Wood, director of the Wilson Center's Mexico Institute, said the Pemex discovery allows President Andres Manuel Lopez Obrador to dig in on his campaign promise to make the country self-sufficient in energy, with Pemex meeting rapidly rising energy needs.

Lopez Obrador's views "have been confirmed in his own head that Mexico doesn't need foreign capital, it doesn't need foreign technology," Wood added. "I think that's a very powerful factor in determining how the investment climate is going to go, moving ahead."

Wood said he doubts "very much" that Pemex can achieve the 69,000 b/d output target next year.

"If Pemex is able to at least hold the line on production, if [state-owned utility] CFE is able to provide electricity at least for public service, I think they will limp through this administration and there will be a very strangulated investment climate," Wood said at an event co-hosted by the Institute of the Americas and the Inter-American Dialogue.

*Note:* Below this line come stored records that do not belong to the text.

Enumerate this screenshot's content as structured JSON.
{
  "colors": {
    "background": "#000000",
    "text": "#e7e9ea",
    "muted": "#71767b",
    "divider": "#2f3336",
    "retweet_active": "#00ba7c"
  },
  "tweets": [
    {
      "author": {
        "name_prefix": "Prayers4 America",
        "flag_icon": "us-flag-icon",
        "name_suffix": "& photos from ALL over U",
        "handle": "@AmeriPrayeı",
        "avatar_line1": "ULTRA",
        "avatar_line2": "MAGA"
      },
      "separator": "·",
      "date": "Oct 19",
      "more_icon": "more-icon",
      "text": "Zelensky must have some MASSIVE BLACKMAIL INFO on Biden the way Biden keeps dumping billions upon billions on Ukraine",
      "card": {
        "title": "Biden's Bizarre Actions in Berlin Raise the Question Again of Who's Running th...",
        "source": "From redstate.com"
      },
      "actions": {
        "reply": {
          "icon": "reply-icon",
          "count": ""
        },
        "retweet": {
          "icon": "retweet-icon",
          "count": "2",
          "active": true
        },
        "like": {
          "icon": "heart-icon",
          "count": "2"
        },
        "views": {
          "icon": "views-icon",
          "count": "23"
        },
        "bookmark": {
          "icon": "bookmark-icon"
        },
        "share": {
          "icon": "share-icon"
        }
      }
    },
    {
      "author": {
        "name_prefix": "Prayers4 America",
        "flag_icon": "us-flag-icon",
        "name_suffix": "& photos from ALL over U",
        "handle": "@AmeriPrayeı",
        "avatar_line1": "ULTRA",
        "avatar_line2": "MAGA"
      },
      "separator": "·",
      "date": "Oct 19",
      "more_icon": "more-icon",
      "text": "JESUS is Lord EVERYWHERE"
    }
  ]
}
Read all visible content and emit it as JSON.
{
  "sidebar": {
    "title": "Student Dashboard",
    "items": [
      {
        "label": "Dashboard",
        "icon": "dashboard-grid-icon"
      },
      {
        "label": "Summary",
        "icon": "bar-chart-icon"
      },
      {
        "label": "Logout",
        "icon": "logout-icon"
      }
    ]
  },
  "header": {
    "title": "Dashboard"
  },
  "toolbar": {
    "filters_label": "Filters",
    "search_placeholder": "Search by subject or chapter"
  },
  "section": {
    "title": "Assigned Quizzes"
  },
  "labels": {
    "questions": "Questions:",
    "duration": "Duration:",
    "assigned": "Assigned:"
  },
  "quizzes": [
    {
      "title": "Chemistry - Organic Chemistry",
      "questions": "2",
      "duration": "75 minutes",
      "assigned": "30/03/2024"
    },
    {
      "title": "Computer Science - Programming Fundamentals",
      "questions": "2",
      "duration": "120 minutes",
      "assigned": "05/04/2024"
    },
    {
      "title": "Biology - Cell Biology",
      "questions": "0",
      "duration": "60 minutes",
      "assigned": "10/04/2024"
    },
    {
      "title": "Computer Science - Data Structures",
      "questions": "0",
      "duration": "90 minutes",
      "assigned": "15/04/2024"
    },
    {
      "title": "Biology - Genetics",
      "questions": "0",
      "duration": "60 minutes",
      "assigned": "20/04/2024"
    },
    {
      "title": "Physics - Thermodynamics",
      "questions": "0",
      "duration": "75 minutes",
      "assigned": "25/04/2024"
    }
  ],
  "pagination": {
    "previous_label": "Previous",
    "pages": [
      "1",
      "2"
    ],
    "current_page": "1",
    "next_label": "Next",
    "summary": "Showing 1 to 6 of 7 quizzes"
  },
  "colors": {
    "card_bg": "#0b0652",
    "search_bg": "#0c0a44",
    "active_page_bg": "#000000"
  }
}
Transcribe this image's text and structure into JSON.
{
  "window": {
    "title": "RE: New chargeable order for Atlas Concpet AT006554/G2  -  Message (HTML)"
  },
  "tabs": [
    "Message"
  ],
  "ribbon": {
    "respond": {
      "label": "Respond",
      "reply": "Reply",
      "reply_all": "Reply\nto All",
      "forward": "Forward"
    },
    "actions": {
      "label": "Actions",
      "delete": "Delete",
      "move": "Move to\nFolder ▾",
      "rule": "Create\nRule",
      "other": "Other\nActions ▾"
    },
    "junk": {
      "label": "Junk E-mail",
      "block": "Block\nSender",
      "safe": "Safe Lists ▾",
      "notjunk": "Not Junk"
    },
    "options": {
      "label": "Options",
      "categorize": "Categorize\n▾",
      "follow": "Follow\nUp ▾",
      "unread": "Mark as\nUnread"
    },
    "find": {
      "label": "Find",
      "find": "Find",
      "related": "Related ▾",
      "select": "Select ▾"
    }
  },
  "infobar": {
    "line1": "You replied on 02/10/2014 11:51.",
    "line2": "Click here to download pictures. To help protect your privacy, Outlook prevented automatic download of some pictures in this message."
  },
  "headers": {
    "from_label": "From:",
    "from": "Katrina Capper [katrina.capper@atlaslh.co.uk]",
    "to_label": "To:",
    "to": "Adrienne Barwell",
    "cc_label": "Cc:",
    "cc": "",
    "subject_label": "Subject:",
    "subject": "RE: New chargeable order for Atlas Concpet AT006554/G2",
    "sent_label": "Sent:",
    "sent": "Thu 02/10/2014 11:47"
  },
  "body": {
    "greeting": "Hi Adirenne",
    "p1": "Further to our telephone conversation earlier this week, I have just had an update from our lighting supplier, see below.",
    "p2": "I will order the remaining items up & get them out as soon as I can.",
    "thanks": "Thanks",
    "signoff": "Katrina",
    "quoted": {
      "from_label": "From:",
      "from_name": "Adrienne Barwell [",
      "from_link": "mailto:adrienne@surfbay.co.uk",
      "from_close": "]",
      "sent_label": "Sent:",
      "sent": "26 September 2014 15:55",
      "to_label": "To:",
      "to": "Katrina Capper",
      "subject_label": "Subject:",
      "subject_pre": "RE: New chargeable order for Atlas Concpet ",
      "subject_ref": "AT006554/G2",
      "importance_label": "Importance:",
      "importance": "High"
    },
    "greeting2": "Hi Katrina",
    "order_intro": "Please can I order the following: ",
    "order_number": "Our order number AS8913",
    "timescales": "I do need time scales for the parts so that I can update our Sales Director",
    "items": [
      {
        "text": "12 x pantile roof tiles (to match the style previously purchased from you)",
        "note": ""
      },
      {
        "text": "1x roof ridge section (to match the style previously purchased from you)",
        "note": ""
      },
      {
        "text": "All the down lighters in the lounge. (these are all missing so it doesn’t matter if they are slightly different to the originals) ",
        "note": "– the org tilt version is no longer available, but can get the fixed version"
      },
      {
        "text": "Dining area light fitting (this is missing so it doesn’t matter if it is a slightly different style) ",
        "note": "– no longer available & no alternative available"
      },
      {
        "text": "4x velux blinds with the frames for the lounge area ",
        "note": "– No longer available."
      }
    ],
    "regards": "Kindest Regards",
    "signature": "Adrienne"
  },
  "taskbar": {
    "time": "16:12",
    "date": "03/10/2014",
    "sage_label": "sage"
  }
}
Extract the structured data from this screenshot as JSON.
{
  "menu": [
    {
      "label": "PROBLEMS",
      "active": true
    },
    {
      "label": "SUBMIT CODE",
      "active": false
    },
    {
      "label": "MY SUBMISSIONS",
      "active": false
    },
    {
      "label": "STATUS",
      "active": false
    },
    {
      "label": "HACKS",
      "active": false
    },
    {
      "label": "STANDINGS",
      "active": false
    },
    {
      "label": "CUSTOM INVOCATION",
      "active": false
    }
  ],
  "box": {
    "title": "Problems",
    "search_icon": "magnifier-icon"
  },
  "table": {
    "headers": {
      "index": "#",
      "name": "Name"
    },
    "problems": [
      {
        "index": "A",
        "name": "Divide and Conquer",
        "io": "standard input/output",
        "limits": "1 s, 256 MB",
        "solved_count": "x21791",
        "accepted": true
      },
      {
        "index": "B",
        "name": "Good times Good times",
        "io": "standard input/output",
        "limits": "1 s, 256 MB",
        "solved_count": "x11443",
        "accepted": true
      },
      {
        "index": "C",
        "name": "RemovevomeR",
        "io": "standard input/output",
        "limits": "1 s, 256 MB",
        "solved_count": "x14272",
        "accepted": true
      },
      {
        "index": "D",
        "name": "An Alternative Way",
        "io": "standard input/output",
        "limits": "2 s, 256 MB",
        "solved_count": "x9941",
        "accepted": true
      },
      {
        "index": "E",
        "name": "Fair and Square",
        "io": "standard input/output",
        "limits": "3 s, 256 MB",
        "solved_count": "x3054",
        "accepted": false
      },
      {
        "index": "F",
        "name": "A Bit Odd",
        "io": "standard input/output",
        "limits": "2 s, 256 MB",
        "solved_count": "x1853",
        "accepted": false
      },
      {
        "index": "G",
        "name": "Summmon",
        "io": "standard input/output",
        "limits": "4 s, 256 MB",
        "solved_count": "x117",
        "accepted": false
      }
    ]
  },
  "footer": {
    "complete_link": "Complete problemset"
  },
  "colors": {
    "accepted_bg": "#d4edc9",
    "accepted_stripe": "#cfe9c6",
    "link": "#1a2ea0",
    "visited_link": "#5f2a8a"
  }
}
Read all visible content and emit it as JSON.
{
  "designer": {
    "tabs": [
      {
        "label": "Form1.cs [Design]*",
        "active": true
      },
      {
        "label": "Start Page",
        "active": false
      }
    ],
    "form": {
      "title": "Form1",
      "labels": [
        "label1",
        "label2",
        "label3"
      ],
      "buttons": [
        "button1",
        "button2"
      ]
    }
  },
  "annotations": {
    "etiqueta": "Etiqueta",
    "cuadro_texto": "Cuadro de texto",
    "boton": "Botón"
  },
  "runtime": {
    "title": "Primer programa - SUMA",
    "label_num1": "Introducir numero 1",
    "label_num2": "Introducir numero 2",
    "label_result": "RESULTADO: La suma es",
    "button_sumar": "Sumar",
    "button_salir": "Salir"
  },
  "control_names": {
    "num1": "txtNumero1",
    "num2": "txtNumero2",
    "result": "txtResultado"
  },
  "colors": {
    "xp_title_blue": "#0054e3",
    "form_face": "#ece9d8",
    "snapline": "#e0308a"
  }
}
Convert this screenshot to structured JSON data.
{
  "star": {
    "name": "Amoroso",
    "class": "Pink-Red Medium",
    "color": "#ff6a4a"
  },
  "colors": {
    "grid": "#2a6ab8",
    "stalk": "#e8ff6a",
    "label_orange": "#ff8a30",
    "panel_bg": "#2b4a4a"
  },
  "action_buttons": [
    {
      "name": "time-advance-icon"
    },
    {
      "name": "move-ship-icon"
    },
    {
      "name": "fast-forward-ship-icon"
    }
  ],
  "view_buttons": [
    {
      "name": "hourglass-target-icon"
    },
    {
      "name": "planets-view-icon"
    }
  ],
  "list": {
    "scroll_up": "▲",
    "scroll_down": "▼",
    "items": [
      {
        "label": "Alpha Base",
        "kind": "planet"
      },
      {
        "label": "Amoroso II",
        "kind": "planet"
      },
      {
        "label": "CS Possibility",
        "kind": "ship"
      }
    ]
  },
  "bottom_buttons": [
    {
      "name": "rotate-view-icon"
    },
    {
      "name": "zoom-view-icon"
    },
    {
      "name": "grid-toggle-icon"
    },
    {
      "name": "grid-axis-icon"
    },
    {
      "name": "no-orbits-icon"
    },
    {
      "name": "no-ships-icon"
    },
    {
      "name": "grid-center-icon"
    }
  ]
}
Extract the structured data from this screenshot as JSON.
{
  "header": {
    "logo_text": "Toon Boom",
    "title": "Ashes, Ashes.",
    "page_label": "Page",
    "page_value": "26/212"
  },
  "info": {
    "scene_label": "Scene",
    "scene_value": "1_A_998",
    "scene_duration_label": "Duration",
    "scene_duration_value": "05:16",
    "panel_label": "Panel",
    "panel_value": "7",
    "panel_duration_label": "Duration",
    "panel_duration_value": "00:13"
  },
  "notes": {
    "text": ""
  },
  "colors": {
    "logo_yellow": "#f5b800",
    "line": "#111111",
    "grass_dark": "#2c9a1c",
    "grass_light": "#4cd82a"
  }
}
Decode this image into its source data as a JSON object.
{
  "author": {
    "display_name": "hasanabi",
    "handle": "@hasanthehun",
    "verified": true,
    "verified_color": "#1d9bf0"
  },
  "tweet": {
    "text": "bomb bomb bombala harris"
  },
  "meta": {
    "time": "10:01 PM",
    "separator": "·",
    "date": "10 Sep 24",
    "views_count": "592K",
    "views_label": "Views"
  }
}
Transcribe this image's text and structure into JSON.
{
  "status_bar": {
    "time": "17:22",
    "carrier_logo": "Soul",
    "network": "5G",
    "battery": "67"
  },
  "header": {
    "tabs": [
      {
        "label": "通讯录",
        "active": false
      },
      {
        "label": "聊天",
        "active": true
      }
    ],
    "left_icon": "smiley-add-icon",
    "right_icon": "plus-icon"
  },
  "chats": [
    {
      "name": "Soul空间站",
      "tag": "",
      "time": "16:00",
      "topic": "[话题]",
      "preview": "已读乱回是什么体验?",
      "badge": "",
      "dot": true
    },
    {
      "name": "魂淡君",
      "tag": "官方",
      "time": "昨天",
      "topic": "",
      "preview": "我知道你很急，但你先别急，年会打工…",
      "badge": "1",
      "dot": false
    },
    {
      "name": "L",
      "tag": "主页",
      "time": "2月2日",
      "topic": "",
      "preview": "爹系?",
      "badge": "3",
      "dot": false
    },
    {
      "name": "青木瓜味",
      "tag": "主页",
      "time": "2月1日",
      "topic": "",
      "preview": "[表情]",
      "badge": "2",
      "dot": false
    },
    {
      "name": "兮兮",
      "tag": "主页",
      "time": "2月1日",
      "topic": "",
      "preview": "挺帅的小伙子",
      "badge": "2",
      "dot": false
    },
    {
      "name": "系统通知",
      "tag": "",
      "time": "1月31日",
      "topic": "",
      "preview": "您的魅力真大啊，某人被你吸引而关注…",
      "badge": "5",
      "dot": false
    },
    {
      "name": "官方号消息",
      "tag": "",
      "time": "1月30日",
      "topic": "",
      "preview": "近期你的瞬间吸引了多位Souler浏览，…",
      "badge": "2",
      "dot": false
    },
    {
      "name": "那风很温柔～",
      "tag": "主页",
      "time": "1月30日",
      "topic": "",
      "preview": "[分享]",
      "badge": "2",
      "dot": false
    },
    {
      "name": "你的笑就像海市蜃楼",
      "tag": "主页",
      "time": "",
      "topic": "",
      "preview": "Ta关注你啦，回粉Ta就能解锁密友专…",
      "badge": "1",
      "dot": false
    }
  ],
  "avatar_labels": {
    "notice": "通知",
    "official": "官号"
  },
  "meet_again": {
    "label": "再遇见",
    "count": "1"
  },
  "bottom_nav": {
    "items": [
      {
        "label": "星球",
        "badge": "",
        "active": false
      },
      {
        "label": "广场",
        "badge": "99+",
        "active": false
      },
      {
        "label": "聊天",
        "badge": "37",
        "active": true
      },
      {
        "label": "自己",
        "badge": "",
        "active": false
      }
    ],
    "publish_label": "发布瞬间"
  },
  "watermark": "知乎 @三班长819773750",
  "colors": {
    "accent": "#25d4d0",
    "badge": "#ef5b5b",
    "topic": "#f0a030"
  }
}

Nelly Molina, CFO of Mexican utility IEnova owned by Sempra Energy, said at the same event that the country's energy sector needs massive private investment and new infrastructure.

She said next year's federal budget will be maxed out by the administration's priorities around building the 340,000 b/d Dos Bocas refinery and rehabilitating existing refining capacity.

"There's nothing, absolutely, for these other type of segments," she said, referring to natural gas, electricity and renewable projects.

On Pemex's persistent problem of fuel theft, Wood said Lopez Obrador appears to have cracked down on corruption and managed to reduce the biggest fuel heists. But Wood said the number of smaller thefts appears to have increased.

"They've sorted out some of the major thefts that were coming straight out of the refineries," Wood said, adding that Lopez Obrador appears "quite serious about trying to root out corruption within Pemex."

"These are people who have been there for a long time, and he wants to make sure they're no longer benefiting from and damaging what he sees as the jewel in the crown, which is Pemex. That's a success. It's not a complete success, but it is a success."

-- Meghan Gordon,

-- Edited by Manish Parashar,